North-east England local professional network chair Andre Yeung and Marton Pharmacy's Mike Maguire were the architects of the Digital Minor Illness Referral Service pilot that inspired the new national Community Pharmacist Consultation Service (CPCS). They spoke to C+D at the Pharmacy Show on Monday (October 7) to offer advice for pharmacists looking to implement the CPCS successfully.
The service launches across England on October 29, and will see pharmacies receive £14 for each consultation resulting from a referral from NHS 111 for minor illnesses and urgent medicines supply, although some pharmacy staff have expressed concern that they do not have the time or staff capacity to deliver the service.

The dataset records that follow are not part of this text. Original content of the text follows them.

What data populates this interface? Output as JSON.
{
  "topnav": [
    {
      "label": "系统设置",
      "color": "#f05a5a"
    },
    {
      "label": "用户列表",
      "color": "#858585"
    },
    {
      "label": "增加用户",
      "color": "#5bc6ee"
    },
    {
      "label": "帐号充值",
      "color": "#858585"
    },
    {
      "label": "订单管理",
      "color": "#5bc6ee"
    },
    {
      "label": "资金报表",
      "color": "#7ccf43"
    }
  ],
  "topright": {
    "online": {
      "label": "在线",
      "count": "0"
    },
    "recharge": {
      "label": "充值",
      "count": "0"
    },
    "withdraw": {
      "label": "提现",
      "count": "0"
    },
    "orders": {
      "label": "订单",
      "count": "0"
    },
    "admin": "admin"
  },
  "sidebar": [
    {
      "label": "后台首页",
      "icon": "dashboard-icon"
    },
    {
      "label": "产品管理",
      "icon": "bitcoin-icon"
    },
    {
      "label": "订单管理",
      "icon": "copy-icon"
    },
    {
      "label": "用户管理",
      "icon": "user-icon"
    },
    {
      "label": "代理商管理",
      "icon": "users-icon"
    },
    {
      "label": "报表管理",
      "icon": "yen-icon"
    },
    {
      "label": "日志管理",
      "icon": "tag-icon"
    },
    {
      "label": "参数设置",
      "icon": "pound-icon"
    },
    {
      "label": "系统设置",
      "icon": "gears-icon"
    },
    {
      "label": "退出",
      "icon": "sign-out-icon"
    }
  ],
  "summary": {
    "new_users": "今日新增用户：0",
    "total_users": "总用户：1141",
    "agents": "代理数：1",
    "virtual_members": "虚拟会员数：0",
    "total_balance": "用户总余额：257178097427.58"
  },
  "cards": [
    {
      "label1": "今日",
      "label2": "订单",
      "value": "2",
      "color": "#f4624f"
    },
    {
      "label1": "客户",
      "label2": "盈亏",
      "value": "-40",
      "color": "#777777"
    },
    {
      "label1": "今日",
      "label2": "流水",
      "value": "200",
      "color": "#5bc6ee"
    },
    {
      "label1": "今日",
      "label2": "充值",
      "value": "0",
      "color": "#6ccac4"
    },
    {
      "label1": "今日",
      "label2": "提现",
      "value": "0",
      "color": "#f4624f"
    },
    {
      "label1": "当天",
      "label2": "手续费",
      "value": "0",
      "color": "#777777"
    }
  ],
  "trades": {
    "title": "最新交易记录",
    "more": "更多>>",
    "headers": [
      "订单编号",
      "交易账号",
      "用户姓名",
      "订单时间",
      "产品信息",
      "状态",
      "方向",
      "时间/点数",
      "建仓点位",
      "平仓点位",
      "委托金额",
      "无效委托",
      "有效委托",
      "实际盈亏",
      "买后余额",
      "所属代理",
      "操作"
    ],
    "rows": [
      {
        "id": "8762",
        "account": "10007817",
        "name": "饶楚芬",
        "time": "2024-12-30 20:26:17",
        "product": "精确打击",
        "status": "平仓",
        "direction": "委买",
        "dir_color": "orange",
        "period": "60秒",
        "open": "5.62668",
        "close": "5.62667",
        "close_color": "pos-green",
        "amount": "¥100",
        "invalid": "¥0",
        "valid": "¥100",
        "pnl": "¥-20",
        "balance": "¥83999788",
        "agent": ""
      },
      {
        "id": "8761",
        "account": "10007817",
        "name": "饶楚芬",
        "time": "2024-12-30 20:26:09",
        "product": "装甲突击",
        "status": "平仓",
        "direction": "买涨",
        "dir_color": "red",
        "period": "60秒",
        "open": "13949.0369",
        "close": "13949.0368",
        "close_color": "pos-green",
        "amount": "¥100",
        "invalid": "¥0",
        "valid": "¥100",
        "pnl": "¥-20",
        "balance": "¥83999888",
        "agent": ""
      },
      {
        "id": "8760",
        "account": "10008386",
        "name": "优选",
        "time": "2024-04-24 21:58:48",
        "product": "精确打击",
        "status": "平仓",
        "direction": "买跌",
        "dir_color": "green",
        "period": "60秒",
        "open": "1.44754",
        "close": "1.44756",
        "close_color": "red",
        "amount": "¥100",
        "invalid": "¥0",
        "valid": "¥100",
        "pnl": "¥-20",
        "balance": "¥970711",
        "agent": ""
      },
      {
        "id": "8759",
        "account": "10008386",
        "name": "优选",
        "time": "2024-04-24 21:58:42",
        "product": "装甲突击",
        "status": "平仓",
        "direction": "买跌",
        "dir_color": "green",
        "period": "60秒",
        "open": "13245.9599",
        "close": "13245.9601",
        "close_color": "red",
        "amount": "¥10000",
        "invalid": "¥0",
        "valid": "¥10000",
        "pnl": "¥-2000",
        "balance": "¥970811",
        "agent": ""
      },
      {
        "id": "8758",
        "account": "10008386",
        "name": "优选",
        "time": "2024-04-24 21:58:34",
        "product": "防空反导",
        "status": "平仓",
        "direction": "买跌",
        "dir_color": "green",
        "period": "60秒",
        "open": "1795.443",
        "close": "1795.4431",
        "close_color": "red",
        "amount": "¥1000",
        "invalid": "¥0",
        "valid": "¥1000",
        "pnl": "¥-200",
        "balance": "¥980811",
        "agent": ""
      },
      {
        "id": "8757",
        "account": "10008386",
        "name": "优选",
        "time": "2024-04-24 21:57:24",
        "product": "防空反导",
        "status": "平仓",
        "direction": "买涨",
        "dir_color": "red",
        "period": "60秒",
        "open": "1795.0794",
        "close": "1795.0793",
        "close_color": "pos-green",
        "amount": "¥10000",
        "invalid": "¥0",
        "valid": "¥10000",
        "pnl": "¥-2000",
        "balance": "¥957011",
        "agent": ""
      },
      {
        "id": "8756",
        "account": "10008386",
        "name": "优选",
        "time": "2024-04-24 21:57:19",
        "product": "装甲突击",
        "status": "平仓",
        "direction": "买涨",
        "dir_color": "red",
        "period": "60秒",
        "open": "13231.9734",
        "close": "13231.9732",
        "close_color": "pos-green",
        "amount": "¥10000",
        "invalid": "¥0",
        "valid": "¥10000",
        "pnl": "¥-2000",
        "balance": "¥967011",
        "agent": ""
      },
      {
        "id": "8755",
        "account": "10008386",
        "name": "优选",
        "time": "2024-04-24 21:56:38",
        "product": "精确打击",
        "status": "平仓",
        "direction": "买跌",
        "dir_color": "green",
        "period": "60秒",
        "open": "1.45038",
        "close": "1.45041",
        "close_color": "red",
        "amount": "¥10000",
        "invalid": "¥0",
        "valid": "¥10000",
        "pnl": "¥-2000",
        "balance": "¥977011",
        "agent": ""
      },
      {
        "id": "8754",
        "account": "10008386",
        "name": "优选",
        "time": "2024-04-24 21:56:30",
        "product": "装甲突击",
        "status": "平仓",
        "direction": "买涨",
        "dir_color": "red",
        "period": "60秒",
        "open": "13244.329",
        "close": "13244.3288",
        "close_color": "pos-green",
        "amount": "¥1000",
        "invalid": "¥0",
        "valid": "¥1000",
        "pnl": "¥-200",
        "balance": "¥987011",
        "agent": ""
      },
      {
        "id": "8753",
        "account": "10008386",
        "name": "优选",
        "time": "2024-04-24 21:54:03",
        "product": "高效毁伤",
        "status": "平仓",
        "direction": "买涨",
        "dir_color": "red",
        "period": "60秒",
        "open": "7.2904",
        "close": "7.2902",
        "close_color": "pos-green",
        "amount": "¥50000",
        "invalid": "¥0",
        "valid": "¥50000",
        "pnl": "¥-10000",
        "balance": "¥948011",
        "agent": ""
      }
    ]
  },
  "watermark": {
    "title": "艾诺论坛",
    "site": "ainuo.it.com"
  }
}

Mr Yeung pointed out that the service is “not just about solving the problems that come your way”. Instead, pharmacy teams should understand the “three segments” of patients they may see.
“You’re going to get some patients sent through that you can definitely manage in a community pharmacy,” Mr Yeung explained. “You’re going to get some people that you definitely need to escalate to another location; for example, a GP practice.
“But then there’s a group of people in the middle where they actually need a bit of management, a bit of safety-netting, some advice – and actually they can always come back to see the pharmacist if things don’t get better or get worse.”
Watch the video to find out:
- Why pharmacists should “put themselves in the shoes” of the NHS 111 call handlers
- Why the £14 fee per consultation “feels right”
- How the service has worked out in its north-east England pilot area.